▶ _What is required_
Which of the lines below mention the word "text"? Pull each one out.

▶ _Exercise data_
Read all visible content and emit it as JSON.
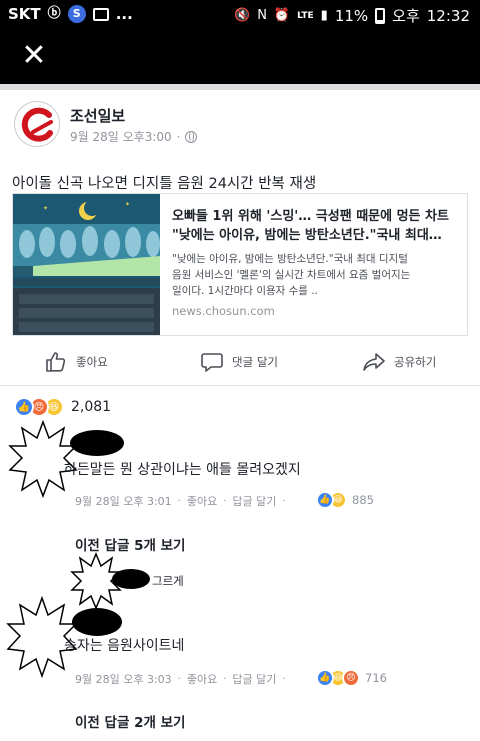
{
  "status_bar": {
    "carrier": "SKT",
    "s_icon": "S",
    "notify_more": "...",
    "network": "LTE",
    "battery": "11%",
    "time_period": "오후",
    "time": "12:32"
  },
  "header": {
    "close_icon_char": "✕"
  },
  "post": {
    "page_name": "조선일보",
    "timestamp": "9월 28일 오후3:00",
    "meta_dot": "·",
    "text": "아이돌 신곡 나오면 디지틀 음원 24시간 반복 재생",
    "link": {
      "title_line1": "오빠들 1위 위해 '스밍'… 극성팬 때문에 멍든 차트",
      "title_line2": "\"낮에는 아이유, 밤에는 방탄소년단.\"국내 최대…",
      "desc_line1": "\"낮에는 아이유, 밤에는 방탄소년단.\"국내 최대 디지털",
      "desc_line2": "음원 서비스인 '멜론'의 실시간 차트에서 요즘 벌어지는",
      "desc_line3": "일이다. 1시간마다 이용자 수를 ..",
      "domain": "news.chosun.com"
    },
    "actions": {
      "like": "좋아요",
      "comment": "댓글 달기",
      "share": "공유하기"
    },
    "reaction_count": "2,081"
  },
  "comments": [
    {
      "text": "하든말든 뭔 상관이냐는 애들 몰려오겠지",
      "time": "9월 28일 오후 3:01",
      "like": "좋아요",
      "reply": "답글 달기",
      "reaction_count": "885",
      "see_more": "이전 답글 5개 보기",
      "reply_preview": "그르게"
    },
    {
      "text": "승자는 음원사이트네",
      "time": "9월 28일 오후 3:03",
      "like": "좋아요",
      "reply": "답글 달기",
      "reaction_count": "716",
      "see_more": "이전 답글 2개 보기"
    }
  ],
  "meta_separator": "·",
  "colors": {
    "like_blue": "#3b82f6",
    "angry_orange": "#f06b3a",
    "haha_yellow": "#f7c531",
    "brand_red": "#d0141e",
    "meta_gray": "#90949c"
  }
}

▶ _Written reply_
    "text": "아이돌 신곡 나오면 디지틀 음원 24시간 반복 재생",
      "text": "하든말든 뭔 상관이냐는 애들 몰려오겠지",
      "text": "승자는 음원사이트네",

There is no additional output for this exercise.